VIDEO: ‘Am I racist?’ campaign asks British Columbians to confront their unconscious biases

Signs asking British Columbians to think about racial injustice have been put up across the province

Black Press Media and BraveFace have come together to support children facing life-threatening conditions. Net proceeds from these washable, reusable, three-layer masks go to Make-A-Wish Foundation BC & Yukon.
Put on a BraveFace: Help make children’s wishes come true

Black Press Media, BraveFace host mask fundraiser for Make-A-Wish Foundation

Kootenay East MLA Tom Shypitka takes over as energy and mines critic for the B.C. Liberal opposition.

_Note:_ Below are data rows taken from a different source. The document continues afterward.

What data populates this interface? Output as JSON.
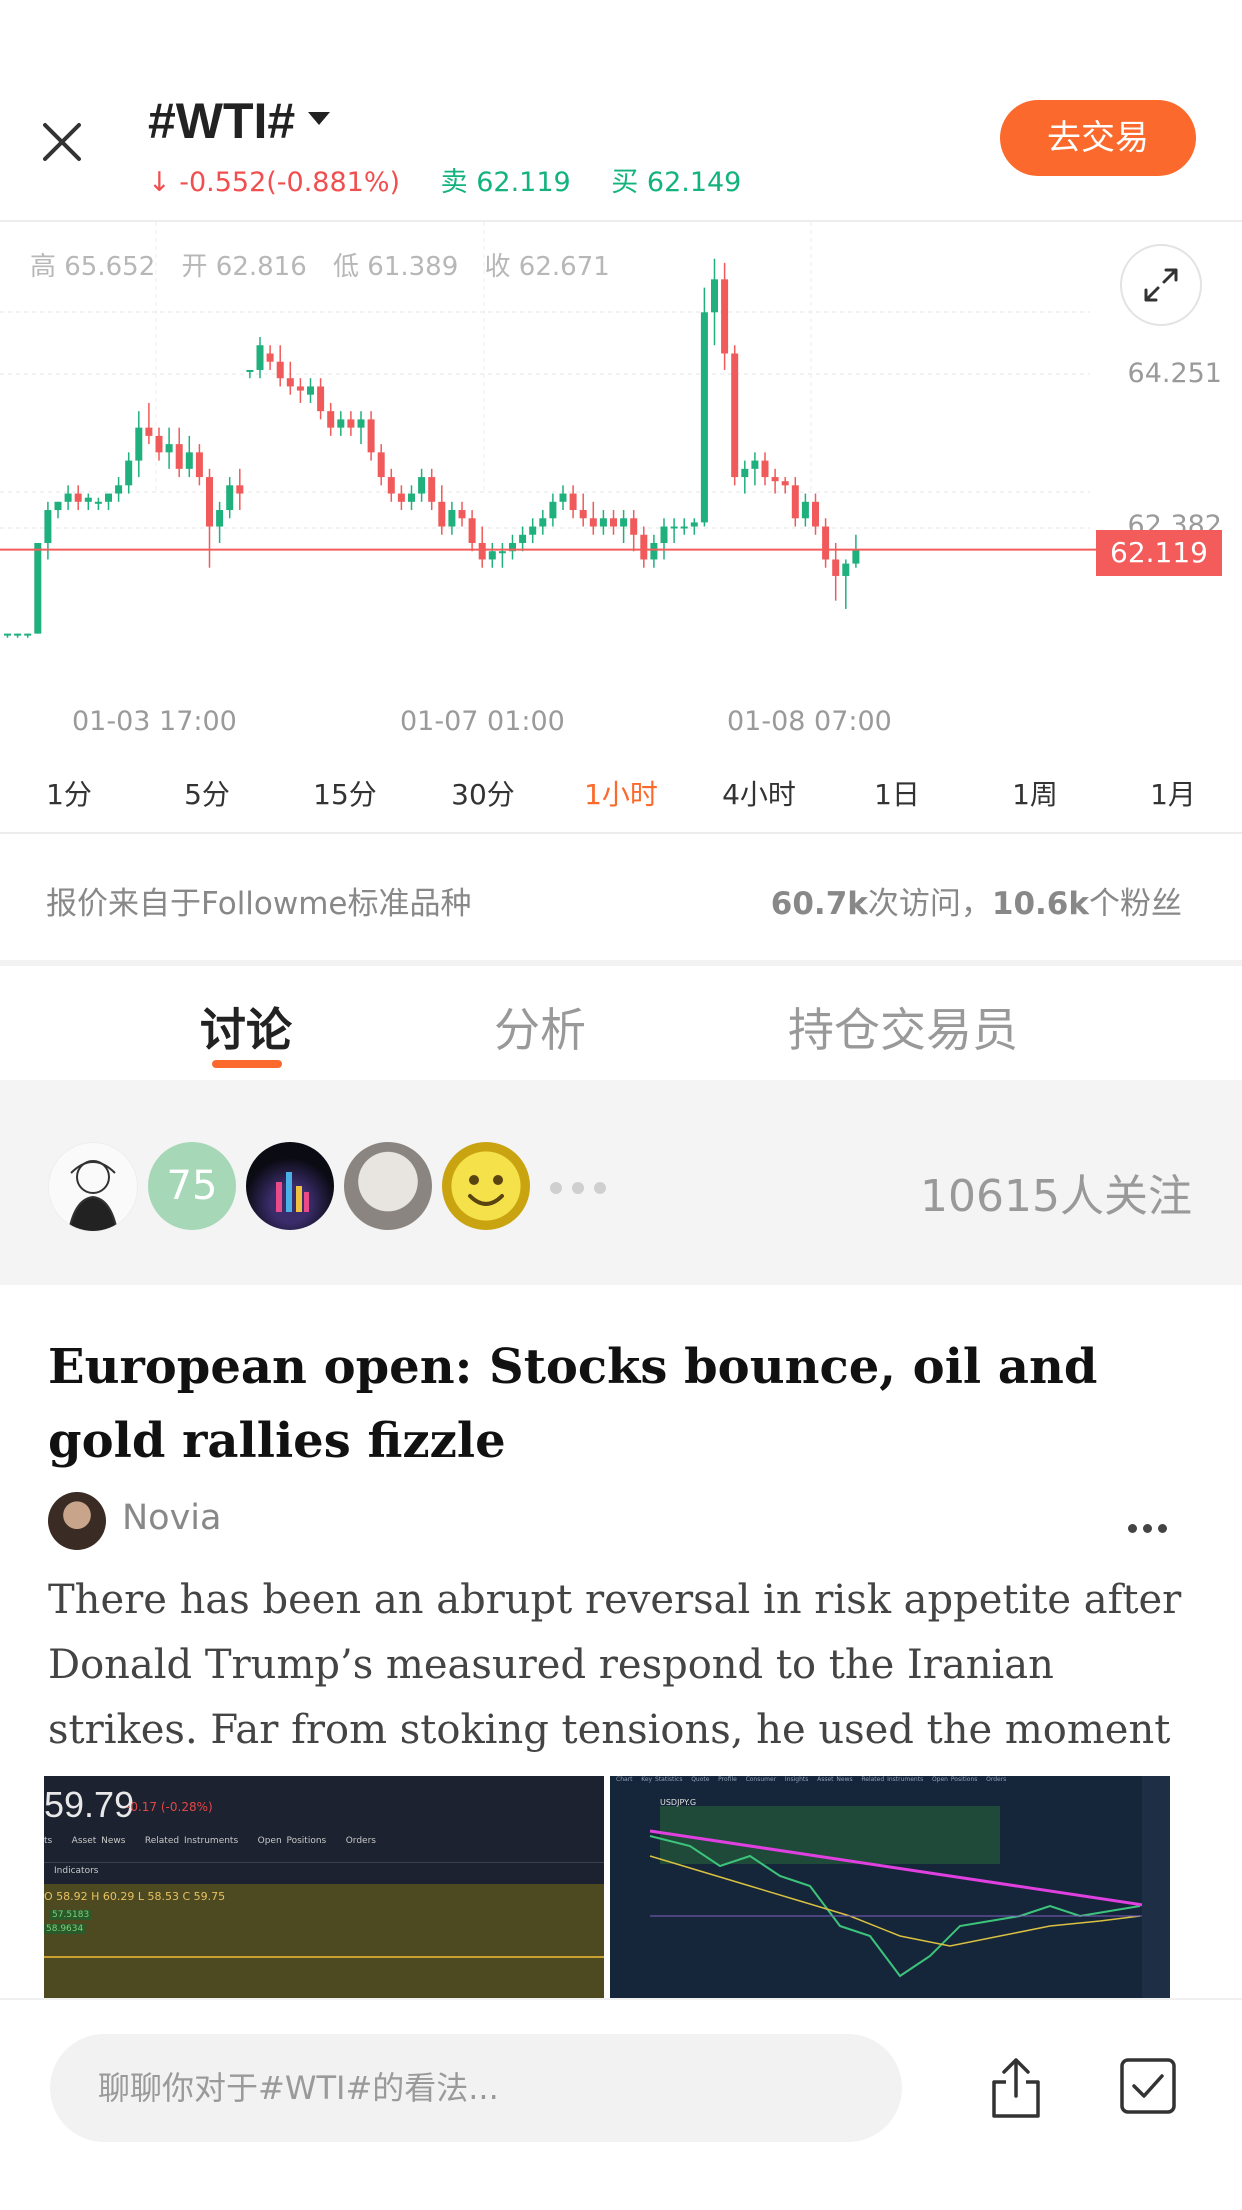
{
  "header": {
    "title": "#WTI#",
    "change": "-0.552(-0.881%)",
    "sell_label": "卖",
    "sell_price": "62.119",
    "buy_label": "买",
    "buy_price": "62.149",
    "trade_button": "去交易",
    "colors": {
      "down": "#f04f4f",
      "quote": "#14b37d",
      "accent": "#fb6a2c"
    }
  },
  "chart": {
    "ohlc": {
      "high": "高 65.652",
      "open": "开 62.816",
      "low": "低 61.389",
      "close": "收 62.671"
    },
    "price_labels": [
      "64.251",
      "62.382"
    ],
    "current_price": "62.119",
    "x_ticks": [
      "01-03 17:00",
      "01-07 01:00",
      "01-08 07:00"
    ]
  },
  "chart_data": {
    "type": "candlestick",
    "interval": "1小时",
    "y_ticks": [
      64.251,
      62.382
    ],
    "current_price": 62.119,
    "x_tick_labels": [
      "01-03 17:00",
      "01-07 01:00",
      "01-08 07:00"
    ],
    "candles": [
      [
        61.1,
        61.1,
        61.05,
        61.1
      ],
      [
        61.1,
        61.1,
        61.05,
        61.1
      ],
      [
        61.1,
        61.1,
        61.05,
        61.1
      ],
      [
        61.1,
        62.2,
        61.1,
        62.2
      ],
      [
        62.2,
        62.7,
        62.0,
        62.6
      ],
      [
        62.6,
        62.7,
        62.5,
        62.7
      ],
      [
        62.7,
        62.9,
        62.6,
        62.8
      ],
      [
        62.8,
        62.9,
        62.6,
        62.7
      ],
      [
        62.7,
        62.8,
        62.6,
        62.75
      ],
      [
        62.7,
        62.75,
        62.6,
        62.7
      ],
      [
        62.7,
        62.8,
        62.6,
        62.8
      ],
      [
        62.8,
        63.0,
        62.7,
        62.9
      ],
      [
        62.9,
        63.3,
        62.8,
        63.2
      ],
      [
        63.2,
        63.8,
        63.0,
        63.6
      ],
      [
        63.6,
        63.9,
        63.4,
        63.5
      ],
      [
        63.5,
        63.6,
        63.2,
        63.3
      ],
      [
        63.3,
        63.6,
        63.1,
        63.4
      ],
      [
        63.4,
        63.6,
        63.0,
        63.1
      ],
      [
        63.1,
        63.5,
        63.0,
        63.3
      ],
      [
        63.3,
        63.4,
        62.9,
        63.0
      ],
      [
        63.0,
        63.1,
        61.9,
        62.4
      ],
      [
        62.4,
        62.7,
        62.2,
        62.6
      ],
      [
        62.6,
        63.0,
        62.5,
        62.9
      ],
      [
        62.9,
        63.1,
        62.6,
        62.8
      ],
      [
        64.3,
        64.3,
        64.2,
        64.3
      ],
      [
        64.3,
        64.7,
        64.2,
        64.6
      ],
      [
        64.5,
        64.6,
        64.3,
        64.4
      ],
      [
        64.4,
        64.6,
        64.1,
        64.2
      ],
      [
        64.2,
        64.4,
        64.0,
        64.1
      ],
      [
        64.1,
        64.2,
        63.9,
        64.05
      ],
      [
        64.0,
        64.2,
        63.9,
        64.1
      ],
      [
        64.1,
        64.2,
        63.7,
        63.8
      ],
      [
        63.8,
        63.9,
        63.5,
        63.6
      ],
      [
        63.6,
        63.8,
        63.5,
        63.7
      ],
      [
        63.7,
        63.8,
        63.5,
        63.6
      ],
      [
        63.6,
        63.8,
        63.4,
        63.7
      ],
      [
        63.7,
        63.8,
        63.2,
        63.3
      ],
      [
        63.3,
        63.4,
        62.9,
        63.0
      ],
      [
        63.0,
        63.1,
        62.7,
        62.8
      ],
      [
        62.8,
        62.9,
        62.6,
        62.7
      ],
      [
        62.7,
        62.9,
        62.6,
        62.8
      ],
      [
        62.8,
        63.1,
        62.7,
        63.0
      ],
      [
        63.0,
        63.1,
        62.6,
        62.7
      ],
      [
        62.7,
        62.9,
        62.3,
        62.4
      ],
      [
        62.4,
        62.7,
        62.3,
        62.6
      ],
      [
        62.6,
        62.7,
        62.4,
        62.5
      ],
      [
        62.5,
        62.6,
        62.1,
        62.2
      ],
      [
        62.2,
        62.4,
        61.9,
        62.0
      ],
      [
        62.0,
        62.2,
        61.9,
        62.1
      ],
      [
        62.1,
        62.2,
        61.9,
        62.1
      ],
      [
        62.1,
        62.3,
        62.0,
        62.2
      ],
      [
        62.2,
        62.4,
        62.1,
        62.3
      ],
      [
        62.3,
        62.5,
        62.2,
        62.4
      ],
      [
        62.4,
        62.6,
        62.3,
        62.5
      ],
      [
        62.5,
        62.8,
        62.4,
        62.7
      ],
      [
        62.7,
        62.9,
        62.6,
        62.8
      ],
      [
        62.8,
        62.9,
        62.5,
        62.6
      ],
      [
        62.6,
        62.8,
        62.4,
        62.5
      ],
      [
        62.5,
        62.7,
        62.3,
        62.4
      ],
      [
        62.4,
        62.6,
        62.3,
        62.5
      ],
      [
        62.5,
        62.6,
        62.3,
        62.4
      ],
      [
        62.4,
        62.6,
        62.2,
        62.5
      ],
      [
        62.5,
        62.6,
        62.1,
        62.3
      ],
      [
        62.3,
        62.4,
        61.9,
        62.0
      ],
      [
        62.0,
        62.3,
        61.9,
        62.2
      ],
      [
        62.2,
        62.5,
        62.0,
        62.4
      ],
      [
        62.4,
        62.5,
        62.2,
        62.4
      ],
      [
        62.4,
        62.5,
        62.3,
        62.4
      ],
      [
        62.4,
        62.5,
        62.3,
        62.45
      ],
      [
        62.45,
        65.3,
        62.4,
        65.0
      ],
      [
        65.0,
        65.65,
        64.6,
        65.4
      ],
      [
        65.4,
        65.6,
        64.3,
        64.5
      ],
      [
        64.5,
        64.6,
        62.9,
        63.0
      ],
      [
        63.0,
        63.2,
        62.8,
        63.1
      ],
      [
        63.1,
        63.3,
        62.9,
        63.2
      ],
      [
        63.2,
        63.3,
        62.9,
        63.0
      ],
      [
        63.0,
        63.1,
        62.8,
        62.95
      ],
      [
        62.95,
        63.0,
        62.8,
        62.9
      ],
      [
        62.9,
        63.0,
        62.4,
        62.5
      ],
      [
        62.5,
        62.8,
        62.4,
        62.7
      ],
      [
        62.7,
        62.8,
        62.3,
        62.4
      ],
      [
        62.4,
        62.5,
        61.9,
        62.0
      ],
      [
        62.0,
        62.2,
        61.5,
        61.8
      ],
      [
        61.8,
        62.0,
        61.4,
        61.95
      ],
      [
        61.95,
        62.3,
        61.9,
        62.12
      ]
    ]
  },
  "timeframes": [
    "1分",
    "5分",
    "15分",
    "30分",
    "1小时",
    "4小时",
    "1日",
    "1周",
    "1月"
  ],
  "active_timeframe": "1小时",
  "info": {
    "source": "报价来自于Followme标准品种",
    "visits": "60.7k",
    "visits_suffix": "次访问，",
    "fans": "10.6k",
    "fans_suffix": "个粉丝"
  },
  "tabs": [
    "讨论",
    "分析",
    "持仓交易员"
  ],
  "followers": {
    "count_badge": "75",
    "count_text": "10615人关注"
  },
  "article": {
    "title": "European open: Stocks bounce, oil and gold rallies fizzle",
    "author": "Novia",
    "body": "There has been an abrupt reversal in risk appetite after Donald Trump’s measured respond to the Iranian strikes. Far from stoking tensions, he used the moment to step ...",
    "thumb1": {
      "price": "59.79",
      "change": "-0.17 (-0.28%)",
      "nav": [
        "ts",
        "Asset News",
        "Related Instruments",
        "Open Positions",
        "Orders"
      ],
      "indicators": "Indicators",
      "ohlc_line": "O 58.92  H 60.29  L 58.53  C 59.75",
      "levels": [
        "57.5183",
        "58.9634"
      ]
    },
    "thumb2": {
      "symbol": "USDJPY.G",
      "nav": [
        "Chart",
        "Key Statistics",
        "Quote",
        "Profile",
        "Consumer",
        "Insights",
        "Asset News",
        "Related Instruments",
        "Open Positions",
        "Orders"
      ]
    }
  },
  "bottom": {
    "placeholder": "聊聊你对于#WTI#的看法..."
  }
}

Kelowna-Lake Country MLA Norm Letnick moves from health critic to assistant deputy speaker. (Hansard TV)
B.C. Liberals pick critics to take on Horgan’s NDP majority

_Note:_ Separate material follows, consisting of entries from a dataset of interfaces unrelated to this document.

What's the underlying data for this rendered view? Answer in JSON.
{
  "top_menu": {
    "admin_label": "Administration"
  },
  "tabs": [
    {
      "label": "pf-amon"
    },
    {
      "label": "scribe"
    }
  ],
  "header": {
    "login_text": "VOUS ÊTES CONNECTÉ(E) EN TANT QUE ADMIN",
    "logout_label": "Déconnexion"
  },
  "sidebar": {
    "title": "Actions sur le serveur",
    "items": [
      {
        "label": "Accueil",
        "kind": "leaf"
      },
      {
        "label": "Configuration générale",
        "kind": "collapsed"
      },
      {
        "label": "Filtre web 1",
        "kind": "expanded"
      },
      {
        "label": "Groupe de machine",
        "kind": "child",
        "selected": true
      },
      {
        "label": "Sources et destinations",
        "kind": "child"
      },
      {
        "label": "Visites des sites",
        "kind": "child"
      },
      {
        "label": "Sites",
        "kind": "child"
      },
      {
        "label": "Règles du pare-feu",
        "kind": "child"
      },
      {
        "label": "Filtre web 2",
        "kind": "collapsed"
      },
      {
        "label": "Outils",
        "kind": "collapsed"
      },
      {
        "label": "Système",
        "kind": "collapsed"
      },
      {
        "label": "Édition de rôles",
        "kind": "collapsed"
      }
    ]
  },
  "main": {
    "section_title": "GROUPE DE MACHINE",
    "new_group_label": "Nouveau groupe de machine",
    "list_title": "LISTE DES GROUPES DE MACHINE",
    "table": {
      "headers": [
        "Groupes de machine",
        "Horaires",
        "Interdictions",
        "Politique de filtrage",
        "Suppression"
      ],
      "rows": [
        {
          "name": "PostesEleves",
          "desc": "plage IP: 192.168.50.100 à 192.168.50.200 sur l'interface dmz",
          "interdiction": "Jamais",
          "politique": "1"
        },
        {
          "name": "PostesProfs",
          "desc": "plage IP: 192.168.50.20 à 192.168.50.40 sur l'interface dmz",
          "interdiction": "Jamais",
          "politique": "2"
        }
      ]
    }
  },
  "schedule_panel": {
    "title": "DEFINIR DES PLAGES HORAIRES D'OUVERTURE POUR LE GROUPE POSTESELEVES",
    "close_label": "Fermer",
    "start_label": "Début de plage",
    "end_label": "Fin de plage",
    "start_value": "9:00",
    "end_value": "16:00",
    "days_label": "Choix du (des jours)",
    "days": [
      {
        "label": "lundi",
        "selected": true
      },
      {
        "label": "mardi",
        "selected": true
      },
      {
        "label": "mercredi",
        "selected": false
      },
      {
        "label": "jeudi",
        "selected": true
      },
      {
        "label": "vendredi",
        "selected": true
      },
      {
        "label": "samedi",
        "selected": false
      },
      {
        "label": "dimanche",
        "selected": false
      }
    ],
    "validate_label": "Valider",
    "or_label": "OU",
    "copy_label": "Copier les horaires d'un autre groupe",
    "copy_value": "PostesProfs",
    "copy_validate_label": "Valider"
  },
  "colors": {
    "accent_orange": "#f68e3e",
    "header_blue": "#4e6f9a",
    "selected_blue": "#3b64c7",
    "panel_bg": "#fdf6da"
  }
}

Interim leader Shirley Bond takes seniors, long-term care

Deputy Prime Minister and Minister of Finance Chrystia Freeland listens to a question from a reporter on the phone during a news conference in Ottawa, Monday, Nov. 30, 2020. THE CANADIAN PRESS/Adrian Wyld
Spending too little worse than spending too much, Freeland says as Canada’s deficit tops $381B

‘The risk of providing too little support now outweighs that of providing too much’

Still from a video surveillance camera of a man alleged to have stolen from several people at knife-point in Chilliwack (Rosedale) early on Nov. 28, 2020. (Facebook)
B.C. man defends his family against intruder, saves neighbour while wielding hockey stick

RCMP looking for footage that captures violent crime spree in Chilliwack

Jim Neufeld, 55, was last seen leaving his home in Penticton Jan. 21, 2009. (RCMP photo)
Human remains found off U.S. coast in 2009 identified as Penticton man

Jim Neufeld, 55, was last seen leaving his home in Penticton Jan. 21, 2009

Mary Ellen Turpel-Lafond speaks to a reporter in Vancouver on November 13, 2015. (THE CANADIAN PRESS/Darryl Dyck)
No evidence that B.C. ER staff played blood alcohol level game, but Indigenous racism ‘widespread’

Mary Ellen Turpel-Lafond releases findings of independent investigation

(Dave Landine/Facebook)
VIDEO: Dashcam captures head-on crash between snowplow and truck on northern B.C. highway

Driver posted to social media that he walked away largely unscathed

Menno Place. (Google Street View image.)
B.C. care home looks to hire residents’ family members amid COVID-19-related staff shortage

Family would get paid as temporary workers, while having chance to see loved ones while wearing PPE

Most Read